The MLS is in its 15th season with 16 teams and plans to add three more, including a franchise in Montreal, by 2012. Attendance is up 5 percent this year, and MLS officials expect the final average will be the second highest in league history after the initial year.
To continue that kind of growth, MLS is making an annual investment in the low six figures to help teams sell tickets by training new hires.
Trainees, selected from an applicant pool of more than 100, are taught the sales process by industry executives and also work on sales campaigns for various teams, Pfeiffer said.
Under the program, based outside of Minneapolis, students — mostly 20-somethings out of school — are paid a stipend by the league during the 45-day program compared with minimal training often given by clubs.
“We believe this is a great farm system with a talent pool that’s sitting here ready to rock and roll when a spot comes open at a club level,” said Pfeiffer, who joined MLS three years ago after 14 years with the NBA’s Minnesota Timberwolves sales department.

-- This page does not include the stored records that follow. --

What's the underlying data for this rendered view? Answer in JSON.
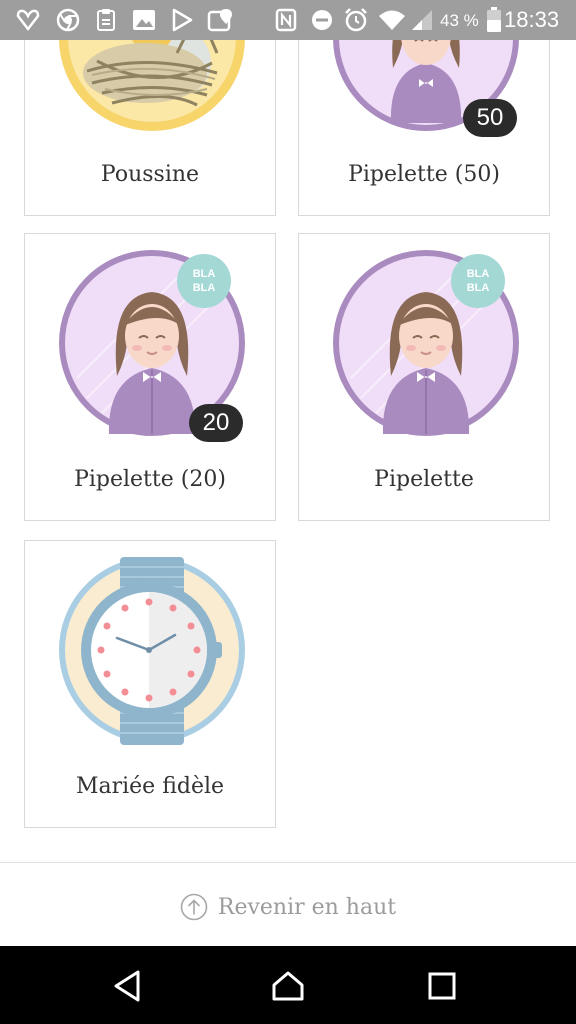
{
  "status_bar": {
    "battery": "43 %",
    "time": "18:33",
    "icons": [
      "vivino-icon",
      "chrome-icon",
      "clipboard-icon",
      "gallery-icon",
      "play-store-icon",
      "maps-icon",
      "nfc-icon",
      "dnd-icon",
      "alarm-icon",
      "wifi-icon",
      "signal-icon",
      "battery-icon"
    ]
  },
  "badges": [
    {
      "label": "Poussine"
    },
    {
      "label": "Pipelette (50)",
      "count": "50"
    },
    {
      "label": "Pipelette (20)",
      "count": "20",
      "bubble": "BLA BLA"
    },
    {
      "label": "Pipelette",
      "bubble": "BLA BLA"
    },
    {
      "label": "Mariée fidèle"
    }
  ],
  "footer": {
    "back_to_top": "Revenir en haut"
  },
  "colors": {
    "lavender": "#a98bbf",
    "lavender_bg": "#f0ddf7",
    "teal_bubble": "#a3d8d5",
    "nest_yellow": "#f7d56b",
    "watch_blue": "#8fb5cc",
    "watch_cream": "#f9ecd1",
    "count_badge": "#2b2b2b"
  }
}
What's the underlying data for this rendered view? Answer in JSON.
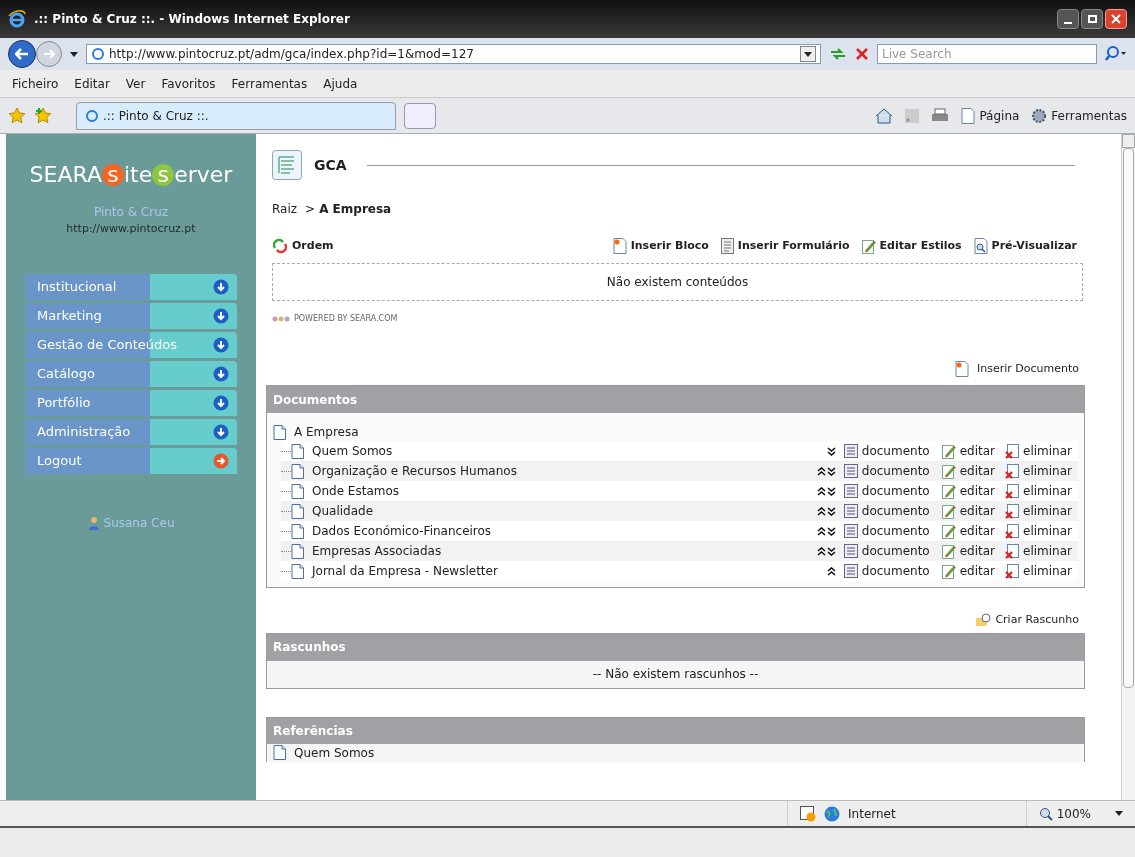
{
  "window": {
    "title": ".:: Pinto & Cruz ::. - Windows Internet Explorer"
  },
  "address_bar": {
    "url": "http://www.pintocruz.pt/adm/gca/index.php?id=1&mod=127",
    "search_placeholder": "Live Search"
  },
  "menu": [
    "Ficheiro",
    "Editar",
    "Ver",
    "Favoritos",
    "Ferramentas",
    "Ajuda"
  ],
  "tabs": [
    {
      "label": ".:: Pinto & Cruz ::.",
      "selected": true
    }
  ],
  "command_bar": [
    "Página",
    "Ferramentas"
  ],
  "sidebar": {
    "logo": [
      {
        "text": "SEARA"
      },
      {
        "text": "s",
        "color": "#f26522"
      },
      {
        "text": "ite"
      },
      {
        "text": "s",
        "color": "#8dc63f"
      },
      {
        "text": "erver"
      }
    ],
    "site_name": "Pinto & Cruz",
    "site_url": "http://www.pintocruz.pt",
    "items": [
      {
        "label": "Institucional",
        "kind": "expand"
      },
      {
        "label": "Marketing",
        "kind": "expand"
      },
      {
        "label": "Gestão de Conteúdos",
        "kind": "expand"
      },
      {
        "label": "Catálogo",
        "kind": "expand"
      },
      {
        "label": "Portfólio",
        "kind": "expand"
      },
      {
        "label": "Administração",
        "kind": "expand"
      },
      {
        "label": "Logout",
        "kind": "exit"
      }
    ],
    "user": "Susana Ceu"
  },
  "page": {
    "title": "GCA",
    "breadcrumb": {
      "root": "Raiz",
      "separator": ">",
      "current": "A Empresa"
    },
    "order_label": "Ordem",
    "toolbar": [
      {
        "label": "Inserir Bloco",
        "kind": "block"
      },
      {
        "label": "Inserir Formulário",
        "kind": "form"
      },
      {
        "label": "Editar Estilos",
        "kind": "edit"
      },
      {
        "label": "Pré-Visualizar",
        "kind": "preview"
      }
    ],
    "empty_content": "Não existem conteúdos",
    "powered_by": "POWERED BY SEARA.COM",
    "insert_document": "Inserir Documento",
    "documents": {
      "title": "Documentos",
      "root": "A Empresa",
      "rows": [
        {
          "name": "Quem Somos",
          "move_up": false,
          "move_down": true,
          "view": "documento",
          "edit": "editar",
          "delete": "eliminar"
        },
        {
          "name": "Organização e Recursos Humanos",
          "move_up": true,
          "move_down": true,
          "view": "documento",
          "edit": "editar",
          "delete": "eliminar"
        },
        {
          "name": "Onde Estamos",
          "move_up": true,
          "move_down": true,
          "view": "documento",
          "edit": "editar",
          "delete": "eliminar"
        },
        {
          "name": "Qualidade",
          "move_up": true,
          "move_down": true,
          "view": "documento",
          "edit": "editar",
          "delete": "eliminar"
        },
        {
          "name": "Dados Económico-Financeiros",
          "move_up": true,
          "move_down": true,
          "view": "documento",
          "edit": "editar",
          "delete": "eliminar"
        },
        {
          "name": "Empresas Associadas",
          "move_up": true,
          "move_down": true,
          "view": "documento",
          "edit": "editar",
          "delete": "eliminar"
        },
        {
          "name": "Jornal da Empresa - Newsletter",
          "move_up": true,
          "move_down": false,
          "view": "documento",
          "edit": "editar",
          "delete": "eliminar"
        }
      ]
    },
    "create_draft": "Criar Rascunho",
    "drafts": {
      "title": "Rascunhos",
      "empty": "-- Não existem rascunhos --"
    },
    "references": {
      "title": "Referências",
      "rows": [
        "Quem Somos"
      ]
    }
  },
  "status_bar": {
    "zone": "Internet",
    "zoom": "100%"
  }
}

Most MLS teams have sales forces ranging in size from 15 to 20 people, with entry-level employees earning $24,000 to $25,000 a year, he said.
MLS still encourages clubs to recruit locally, but past experience has shown it takes up to 50 days to fill such spots and 85 percent of those hires have fewer than three years of sales experience, Pfeiffer said.
As the league grows, the program could expand to include existing sales staffers, and the new hires can always look at Pfeiffer and dream. He started as an intern in an NBA ticket sales department before his rise.